Dataset records:
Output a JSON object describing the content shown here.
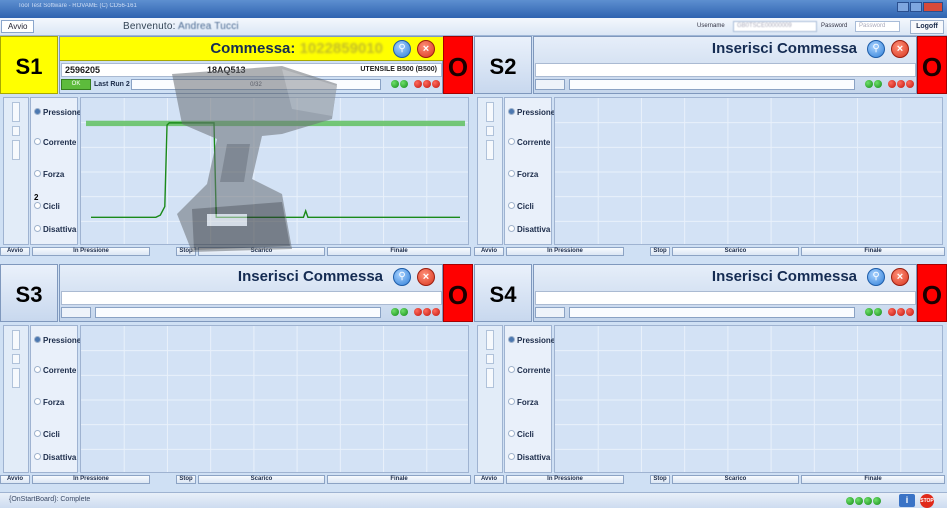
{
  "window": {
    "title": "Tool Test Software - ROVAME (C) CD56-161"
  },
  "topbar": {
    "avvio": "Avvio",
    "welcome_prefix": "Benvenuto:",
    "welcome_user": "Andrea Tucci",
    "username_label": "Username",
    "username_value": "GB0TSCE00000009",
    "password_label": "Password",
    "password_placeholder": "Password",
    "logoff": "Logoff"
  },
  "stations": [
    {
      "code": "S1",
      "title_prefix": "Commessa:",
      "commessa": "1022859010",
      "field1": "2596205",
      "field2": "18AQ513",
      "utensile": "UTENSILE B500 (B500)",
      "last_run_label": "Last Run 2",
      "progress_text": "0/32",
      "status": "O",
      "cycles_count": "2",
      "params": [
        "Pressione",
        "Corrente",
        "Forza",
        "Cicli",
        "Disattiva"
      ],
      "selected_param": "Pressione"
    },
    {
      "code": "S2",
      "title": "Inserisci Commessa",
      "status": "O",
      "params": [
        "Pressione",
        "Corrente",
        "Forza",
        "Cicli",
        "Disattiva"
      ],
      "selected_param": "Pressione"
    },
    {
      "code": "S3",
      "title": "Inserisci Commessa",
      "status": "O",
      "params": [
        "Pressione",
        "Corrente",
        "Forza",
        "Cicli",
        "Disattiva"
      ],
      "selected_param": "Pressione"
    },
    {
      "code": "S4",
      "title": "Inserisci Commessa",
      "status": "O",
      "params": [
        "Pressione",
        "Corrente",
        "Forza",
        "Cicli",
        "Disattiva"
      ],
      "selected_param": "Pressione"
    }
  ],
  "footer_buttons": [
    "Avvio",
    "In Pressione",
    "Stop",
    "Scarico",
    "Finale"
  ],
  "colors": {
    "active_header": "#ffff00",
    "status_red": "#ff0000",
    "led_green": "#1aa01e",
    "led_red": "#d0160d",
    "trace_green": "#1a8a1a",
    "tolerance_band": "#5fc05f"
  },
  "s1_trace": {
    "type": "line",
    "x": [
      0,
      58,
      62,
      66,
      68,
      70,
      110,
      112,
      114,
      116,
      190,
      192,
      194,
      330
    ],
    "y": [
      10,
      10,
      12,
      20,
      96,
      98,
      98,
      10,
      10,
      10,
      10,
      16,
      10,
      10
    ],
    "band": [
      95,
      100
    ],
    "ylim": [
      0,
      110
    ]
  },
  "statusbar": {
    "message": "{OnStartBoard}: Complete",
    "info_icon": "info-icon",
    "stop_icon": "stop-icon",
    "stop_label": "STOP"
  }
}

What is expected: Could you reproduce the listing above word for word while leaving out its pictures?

Solution to this task:
Output a JSON object describing the content shown here.
{
  "window": {
    "title": "Tool Test Software - ROVAME (C) CD56-161"
  },
  "topbar": {
    "avvio": "Avvio",
    "welcome_prefix": "Benvenuto:",
    "welcome_user": "Andrea Tucci",
    "username_label": "Username",
    "username_value": "GB0TSCE00000009",
    "password_label": "Password",
    "password_placeholder": "Password",
    "logoff": "Logoff"
  },
  "stations": [
    {
      "code": "S1",
      "title_prefix": "Commessa:",
      "commessa": "1022859010",
      "field1": "2596205",
      "field2": "18AQ513",
      "utensile": "UTENSILE B500 (B500)",
      "last_run_label": "Last Run 2",
      "progress_text": "0/32",
      "status": "O",
      "cycles_count": "2",
      "params": [
        "Pressione",
        "Corrente",
        "Forza",
        "Cicli",
        "Disattiva"
      ],
      "selected_param": "Pressione"
    },
    {
      "code": "S2",
      "title": "Inserisci Commessa",
      "status": "O",
      "params": [
        "Pressione",
        "Corrente",
        "Forza",
        "Cicli",
        "Disattiva"
      ],
      "selected_param": "Pressione"
    },
    {
      "code": "S3",
      "title": "Inserisci Commessa",
      "status": "O",
      "params": [
        "Pressione",
        "Corrente",
        "Forza",
        "Cicli",
        "Disattiva"
      ],
      "selected_param": "Pressione"
    },
    {
      "code": "S4",
      "title": "Inserisci Commessa",
      "status": "O",
      "params": [
        "Pressione",
        "Corrente",
        "Forza",
        "Cicli",
        "Disattiva"
      ],
      "selected_param": "Pressione"
    }
  ],
  "footer_buttons": [
    "Avvio",
    "In Pressione",
    "Stop",
    "Scarico",
    "Finale"
  ],
  "colors": {
    "active_header": "#ffff00",
    "status_red": "#ff0000",
    "led_green": "#1aa01e",
    "led_red": "#d0160d",
    "trace_green": "#1a8a1a",
    "tolerance_band": "#5fc05f"
  },
  "s1_trace": {
    "type": "line",
    "x": [
      0,
      58,
      62,
      66,
      68,
      70,
      110,
      112,
      114,
      116,
      190,
      192,
      194,
      330
    ],
    "y": [
      10,
      10,
      12,
      20,
      96,
      98,
      98,
      10,
      10,
      10,
      10,
      16,
      10,
      10
    ],
    "band": [
      95,
      100
    ],
    "ylim": [
      0,
      110
    ]
  },
  "statusbar": {
    "message": "{OnStartBoard}: Complete",
    "info_icon": "info-icon",
    "stop_icon": "stop-icon",
    "stop_label": "STOP"
  }
}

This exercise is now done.